So, when an English couple rang and said they were looking for somewhere for themselves and their four children and the mother in law, I sent them the pictures and the lady rang me up.  I raved about the gardens and how they could walk to the river, and the lake, and the peace and quiet and no car noise or dog noise or break ins (they live in Essex) and we booked an appointment.  'I am 40 something' said the lady 'and I haven't lived'.  I thought of the owner of the house, 40 years and had never travelled other than vicariously through her visitors.  One trip to Italy on her honeymoon and decided she didn't like abroad. Would her house resonate with the English lady?

I spent the morning with a lady who showed me her house, told me about many things completely unrelated to her house, made me coffee, let me measure up and take photos, before telling me that she was suing the former owner for having not declared that the electric was dodgy, the heating didn't work, there were termites in the house etc.  I had been getting my sales contract form out of its case.  I put it back in.  Either she sells the house or she sues the former owner.  You cant do both.  Suing the former owner can take up to three years and even if she wins, there is no guarantee that the former seller, who is in his 70's, would pay her a penny.  She said she would have to think about it and would ring her advocate.  I said, in my experience, the only thing advocates were interested in were their fees.  Left, feeling hacked off.

Back home and had lunch and siesta and then it was time to run out to meet the English couple.  They were a very long time.  The man had never driven in France before.  The lady had never been on a plane (or a boat).  She was white and shaking and had cried all of the way over.  They had a quick drag on their roll up cigs and then we went to the house.  I decided to start off with the gardens and grounds.  No point in horrifying them too early with the inside. They were enchanted.  We then went in the first gite 'oh my God' exclaimed the lady 'it's a dive!!'.  I am not sure what the man thought because OH whipped him around the outside to show him that the roof was new and in good condition.  

Went to look for a bar and everything was shut so took them back to the motorway and they left to go to their hotel about an hour away.  Had beer and pizza in the garden and listened to the birds singing in their roosting places and the moon shone three quarters in the blue and paling skies.

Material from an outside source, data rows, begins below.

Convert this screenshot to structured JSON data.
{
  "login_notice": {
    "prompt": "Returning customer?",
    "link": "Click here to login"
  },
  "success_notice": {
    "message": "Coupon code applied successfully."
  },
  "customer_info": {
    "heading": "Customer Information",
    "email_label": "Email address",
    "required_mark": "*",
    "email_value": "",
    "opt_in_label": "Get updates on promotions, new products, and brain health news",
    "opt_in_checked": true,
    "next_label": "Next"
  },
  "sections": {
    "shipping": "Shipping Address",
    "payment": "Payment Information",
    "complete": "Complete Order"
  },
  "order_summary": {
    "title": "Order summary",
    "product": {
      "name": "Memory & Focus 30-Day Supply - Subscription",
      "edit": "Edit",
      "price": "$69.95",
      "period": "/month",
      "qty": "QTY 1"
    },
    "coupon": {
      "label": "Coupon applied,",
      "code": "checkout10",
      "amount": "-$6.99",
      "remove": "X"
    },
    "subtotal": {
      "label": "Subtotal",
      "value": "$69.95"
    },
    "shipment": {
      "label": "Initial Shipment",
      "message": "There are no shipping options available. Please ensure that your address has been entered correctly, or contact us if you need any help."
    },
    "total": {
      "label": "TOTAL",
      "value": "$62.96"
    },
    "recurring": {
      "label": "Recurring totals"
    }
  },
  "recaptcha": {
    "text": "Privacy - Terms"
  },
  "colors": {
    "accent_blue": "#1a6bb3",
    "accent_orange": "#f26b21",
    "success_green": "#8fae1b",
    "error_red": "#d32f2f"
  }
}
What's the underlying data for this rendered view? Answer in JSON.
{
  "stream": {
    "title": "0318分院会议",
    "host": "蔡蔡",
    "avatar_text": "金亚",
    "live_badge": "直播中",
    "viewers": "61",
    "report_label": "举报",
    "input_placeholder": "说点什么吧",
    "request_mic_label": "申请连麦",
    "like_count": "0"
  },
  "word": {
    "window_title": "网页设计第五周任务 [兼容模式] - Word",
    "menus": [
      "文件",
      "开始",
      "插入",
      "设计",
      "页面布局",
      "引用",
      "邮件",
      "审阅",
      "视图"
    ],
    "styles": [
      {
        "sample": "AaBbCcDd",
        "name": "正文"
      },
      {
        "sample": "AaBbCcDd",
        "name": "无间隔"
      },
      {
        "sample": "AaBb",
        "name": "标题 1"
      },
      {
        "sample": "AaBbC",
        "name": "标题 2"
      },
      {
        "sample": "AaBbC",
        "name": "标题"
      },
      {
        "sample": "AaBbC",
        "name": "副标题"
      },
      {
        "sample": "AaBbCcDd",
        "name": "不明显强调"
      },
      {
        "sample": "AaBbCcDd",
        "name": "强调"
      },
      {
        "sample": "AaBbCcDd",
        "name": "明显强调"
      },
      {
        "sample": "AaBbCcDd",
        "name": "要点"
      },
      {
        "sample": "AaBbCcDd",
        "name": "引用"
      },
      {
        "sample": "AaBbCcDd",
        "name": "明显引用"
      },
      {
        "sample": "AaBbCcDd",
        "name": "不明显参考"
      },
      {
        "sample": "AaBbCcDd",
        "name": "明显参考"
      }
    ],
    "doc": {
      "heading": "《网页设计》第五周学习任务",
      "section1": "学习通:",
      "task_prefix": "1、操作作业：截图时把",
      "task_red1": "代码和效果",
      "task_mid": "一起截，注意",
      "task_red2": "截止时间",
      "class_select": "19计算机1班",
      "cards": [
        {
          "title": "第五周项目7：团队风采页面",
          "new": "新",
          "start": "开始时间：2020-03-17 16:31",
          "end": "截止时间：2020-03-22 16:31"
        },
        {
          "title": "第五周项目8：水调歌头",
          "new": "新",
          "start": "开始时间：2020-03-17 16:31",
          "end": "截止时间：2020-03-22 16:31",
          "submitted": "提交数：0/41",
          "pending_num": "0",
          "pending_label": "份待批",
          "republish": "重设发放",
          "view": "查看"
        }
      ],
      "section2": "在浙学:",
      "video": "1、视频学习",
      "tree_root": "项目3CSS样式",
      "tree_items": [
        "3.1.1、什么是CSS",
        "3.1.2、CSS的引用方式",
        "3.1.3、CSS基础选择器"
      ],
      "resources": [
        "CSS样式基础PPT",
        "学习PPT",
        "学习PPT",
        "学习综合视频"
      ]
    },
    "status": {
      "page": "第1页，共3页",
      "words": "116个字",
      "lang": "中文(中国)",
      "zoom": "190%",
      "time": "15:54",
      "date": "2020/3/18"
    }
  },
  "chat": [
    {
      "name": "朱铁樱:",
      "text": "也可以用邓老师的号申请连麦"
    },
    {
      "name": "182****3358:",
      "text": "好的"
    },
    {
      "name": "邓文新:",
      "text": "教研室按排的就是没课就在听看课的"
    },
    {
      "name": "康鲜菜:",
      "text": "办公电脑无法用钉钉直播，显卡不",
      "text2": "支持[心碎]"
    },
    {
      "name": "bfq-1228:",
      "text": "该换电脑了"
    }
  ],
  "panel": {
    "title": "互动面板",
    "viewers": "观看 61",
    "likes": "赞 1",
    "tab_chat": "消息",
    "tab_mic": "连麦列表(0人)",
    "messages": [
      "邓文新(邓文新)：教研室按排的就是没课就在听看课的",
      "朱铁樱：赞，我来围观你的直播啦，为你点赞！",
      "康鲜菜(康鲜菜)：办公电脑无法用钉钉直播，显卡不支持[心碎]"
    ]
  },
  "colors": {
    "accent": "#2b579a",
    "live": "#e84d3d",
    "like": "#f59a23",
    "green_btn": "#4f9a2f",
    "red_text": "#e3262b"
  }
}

Will the lady have the guts to go for France?  Is her OH up for the renovation? Will the fact that the price is 100k lower than anything else they are looking at have major impact on their deliberations?  The moon had no answers so we went in and left the evening fold gently over our house.